10. Issues of Military Technology and Equipment Relations: Any move by Egypt away from its pro-US position – including, and particularly, the prospect of an administration headed by self-styled “opposition leader” Mohamed Elbaradei, would result in a major compromise of US military technology. The Egyptian Armed Forces have a major defense supply relationship with the US, particularly with high-profile systems such as late-model Lockheed Martin F-16C/D Block 50/52 fighters, M1A1 main battle tanks, AH-64A/D Apache and Apache Longbow attack helicopters, UH-60 Black Hawk helicopters, a wide range of surface- and air-mounted missile systems, and so on. The reality is that further north in the Mediterranean, the defense supply relationship with Turkey is already compromised, by the US Government will not recognize that. Firstly, the supply relationship with Turkey means that the technology itself may be compromised to other states (Iran, Russia), to some extent, and now will almost certainly not be used to support US/NATO initiatives. In Egypt, a similar situation could prevail if the Armed Forces do not take control and exclude Elbaradei and/or other anti-US Islamists or populists.
Pres. Gamal Abdel Nasser was charismatic and transformative, but not necessarily a leader who delivered a strong new architecture to Egypt.
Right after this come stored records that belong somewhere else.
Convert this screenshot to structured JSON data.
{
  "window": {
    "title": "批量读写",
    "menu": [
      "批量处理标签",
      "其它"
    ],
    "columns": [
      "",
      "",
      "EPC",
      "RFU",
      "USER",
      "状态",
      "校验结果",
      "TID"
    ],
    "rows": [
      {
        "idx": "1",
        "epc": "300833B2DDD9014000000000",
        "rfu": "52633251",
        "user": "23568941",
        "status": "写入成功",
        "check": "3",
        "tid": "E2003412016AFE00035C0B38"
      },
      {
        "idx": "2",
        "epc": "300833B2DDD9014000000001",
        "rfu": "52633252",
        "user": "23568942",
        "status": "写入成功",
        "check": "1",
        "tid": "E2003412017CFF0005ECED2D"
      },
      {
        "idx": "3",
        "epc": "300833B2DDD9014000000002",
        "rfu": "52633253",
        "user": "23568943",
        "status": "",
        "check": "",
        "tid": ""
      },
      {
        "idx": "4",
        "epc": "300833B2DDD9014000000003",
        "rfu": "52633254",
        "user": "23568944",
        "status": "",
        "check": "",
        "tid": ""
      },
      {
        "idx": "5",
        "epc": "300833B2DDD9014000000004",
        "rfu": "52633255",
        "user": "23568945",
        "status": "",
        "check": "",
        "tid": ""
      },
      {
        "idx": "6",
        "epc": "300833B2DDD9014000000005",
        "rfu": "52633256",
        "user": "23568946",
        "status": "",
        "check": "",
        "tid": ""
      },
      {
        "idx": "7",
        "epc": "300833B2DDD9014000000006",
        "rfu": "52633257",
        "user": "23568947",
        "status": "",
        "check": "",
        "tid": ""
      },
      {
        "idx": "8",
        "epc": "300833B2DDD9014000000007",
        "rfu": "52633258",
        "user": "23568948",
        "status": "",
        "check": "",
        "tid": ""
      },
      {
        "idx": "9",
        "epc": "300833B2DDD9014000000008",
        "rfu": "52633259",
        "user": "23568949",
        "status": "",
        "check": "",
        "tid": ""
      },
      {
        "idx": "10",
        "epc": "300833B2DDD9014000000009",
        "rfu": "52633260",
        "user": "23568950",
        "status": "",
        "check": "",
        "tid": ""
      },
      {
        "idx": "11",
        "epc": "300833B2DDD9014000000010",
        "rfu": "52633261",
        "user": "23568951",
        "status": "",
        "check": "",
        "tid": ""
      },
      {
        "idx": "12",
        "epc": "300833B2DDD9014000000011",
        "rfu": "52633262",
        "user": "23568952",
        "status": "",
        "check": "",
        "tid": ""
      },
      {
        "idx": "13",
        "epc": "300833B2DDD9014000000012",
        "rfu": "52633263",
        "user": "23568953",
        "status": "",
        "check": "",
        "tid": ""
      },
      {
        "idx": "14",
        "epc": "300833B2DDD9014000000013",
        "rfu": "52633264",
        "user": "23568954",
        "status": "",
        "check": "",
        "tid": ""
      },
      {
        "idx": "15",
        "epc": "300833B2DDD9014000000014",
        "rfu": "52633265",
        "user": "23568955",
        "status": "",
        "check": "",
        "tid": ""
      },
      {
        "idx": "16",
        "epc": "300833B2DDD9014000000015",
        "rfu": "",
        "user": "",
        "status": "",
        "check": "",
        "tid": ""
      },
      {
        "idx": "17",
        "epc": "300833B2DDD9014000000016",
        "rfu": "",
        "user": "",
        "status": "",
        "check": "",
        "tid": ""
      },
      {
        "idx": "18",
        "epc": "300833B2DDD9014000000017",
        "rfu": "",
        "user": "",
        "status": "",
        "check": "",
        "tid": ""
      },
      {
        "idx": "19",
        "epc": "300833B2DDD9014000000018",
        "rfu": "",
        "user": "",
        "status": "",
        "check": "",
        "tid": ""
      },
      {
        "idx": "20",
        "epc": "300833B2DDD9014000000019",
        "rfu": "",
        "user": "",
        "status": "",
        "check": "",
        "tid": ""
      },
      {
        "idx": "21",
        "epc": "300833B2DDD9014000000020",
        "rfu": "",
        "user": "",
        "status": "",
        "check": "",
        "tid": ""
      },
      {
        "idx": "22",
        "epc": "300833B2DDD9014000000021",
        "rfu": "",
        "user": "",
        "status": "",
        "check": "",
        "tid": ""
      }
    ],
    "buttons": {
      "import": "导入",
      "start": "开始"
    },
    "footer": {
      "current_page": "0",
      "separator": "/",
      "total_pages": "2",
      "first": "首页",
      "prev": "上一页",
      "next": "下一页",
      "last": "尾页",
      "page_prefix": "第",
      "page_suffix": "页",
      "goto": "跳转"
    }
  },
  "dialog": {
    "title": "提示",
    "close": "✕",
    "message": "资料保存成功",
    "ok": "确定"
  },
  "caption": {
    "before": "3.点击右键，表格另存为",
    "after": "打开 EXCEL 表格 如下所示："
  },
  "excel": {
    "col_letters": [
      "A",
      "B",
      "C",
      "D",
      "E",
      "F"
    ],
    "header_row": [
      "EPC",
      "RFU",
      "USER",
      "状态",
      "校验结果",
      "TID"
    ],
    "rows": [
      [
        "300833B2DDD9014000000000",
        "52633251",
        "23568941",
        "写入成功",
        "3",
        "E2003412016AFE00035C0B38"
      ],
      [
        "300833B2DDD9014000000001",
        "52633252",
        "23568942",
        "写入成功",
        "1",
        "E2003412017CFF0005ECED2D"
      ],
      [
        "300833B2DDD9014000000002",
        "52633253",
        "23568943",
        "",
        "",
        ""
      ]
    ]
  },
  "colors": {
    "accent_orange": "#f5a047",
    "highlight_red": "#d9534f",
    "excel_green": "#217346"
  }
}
Anwar as-Sadat gradually emerged as charismatic, and he was transformative in a very meaningful way for the country.
It took three decades of Mubarak’s invisible presence for so much of Sadat’s vision to erode, and yet Sadat’s national architecture remains intact if someone would be able to pick up the reins of real leadership. What is significant is that the Egyptian Royal Family has not re-emerged from exile to offer some hope of a restoration of traditional Egyptian values.
If the populist and vehemently anti-US ally of Iran, Mohamed Elbaradei, seizes control of the Egyptian mob — because that is his goal: to position himself at the front of a mob not of his own making — he would certainly re-introduce a great element of instability to the region, and bolster Iran’s position.
Even without directly working with Iran, merely by pushing Egypt into an investment-averse situation, Iran’s regional power would grow, and Egypt would be under the grip of a vain and shallow man far more detrimental to the nation’s long-term interests even than Mubarak the Manager. Not insignificantly, when US left-leaning television news network CNN interviewed – and essentially played softly with – Elbaradei, the former UN official was wearing a green tie, meant to be a clear signal to Iran and the Islamists.
There are other populist factors to consider, including the prospect of a junior- or mid-level officer putsch in the style of the Free Officers Movement which propelled Col. Gamal Abdel Nasser, its founder (after first putting up a staging horse, Gen. Muhammad Naguib, into office as a figurehead), to power in 1952, launching the system which is now under pressure with the decline of Mubarak.
There are many more factors to consider, but these are a few on which thinking should focus.
Analysis by Gregory R. Copley, Editor, GIS/Defense & Foreign Affairs.